6. Saturation Contrast

Saturation contrast involves pairing saturated colors with desaturated ones. This contrast can help in creating a focus on certain elements and is less jarring than using high contrasts of hue or value.

Applications: In fashion design, designers might combine vibrant colors with muted tones to create outfits that are both balanced and bold.

7. Contrast of Extension (Proportion)

Also known as the contrast of proportion, this involves the relative quantities of colors used in composition. A small amount of a vibrant color can balance out a larger expanse of a neutral tone, for example.
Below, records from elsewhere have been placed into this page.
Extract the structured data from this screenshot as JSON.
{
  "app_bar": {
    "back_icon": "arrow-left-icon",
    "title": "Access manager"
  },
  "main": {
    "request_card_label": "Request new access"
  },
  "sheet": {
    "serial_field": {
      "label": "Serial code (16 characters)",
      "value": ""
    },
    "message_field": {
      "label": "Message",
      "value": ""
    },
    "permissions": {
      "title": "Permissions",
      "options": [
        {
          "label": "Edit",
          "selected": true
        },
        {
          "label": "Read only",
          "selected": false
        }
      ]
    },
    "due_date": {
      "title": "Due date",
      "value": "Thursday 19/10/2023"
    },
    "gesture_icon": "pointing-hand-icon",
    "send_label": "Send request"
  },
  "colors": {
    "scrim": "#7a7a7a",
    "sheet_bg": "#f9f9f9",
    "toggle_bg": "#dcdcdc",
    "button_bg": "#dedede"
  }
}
Applications: This type of contrast is essential in painting and floral design, where the proportion of colors can determine the focal points and overall balance of the arrangement.


Understanding and applying Johannes Itten’s seven color contrasts can significantly enhance the effectiveness of visual projects by adding depth, emotion, and emphasis. Whether you’re a graphic designer, a painter, an interior decorator, or any kind of visual artist, mastering these contrasts allows for more expressive and impactful creations. Itten’s legacy in color theory not only provides a technical foundation for working with colors but also inspires creativity and experimentation in all forms of visual communication.

Leave a Reply

Your email address will not be published.

Previous Article

Johannes Itten and the Evolution of Color Theory

Next Article

Exploring the Contrast of Extension: A Study in Proportion and Color Balance

Related Posts

Resource Hub//

Objective: To provide an overview of the historical development of modern aesthetics, highlighting key figures and concepts that have shaped the field.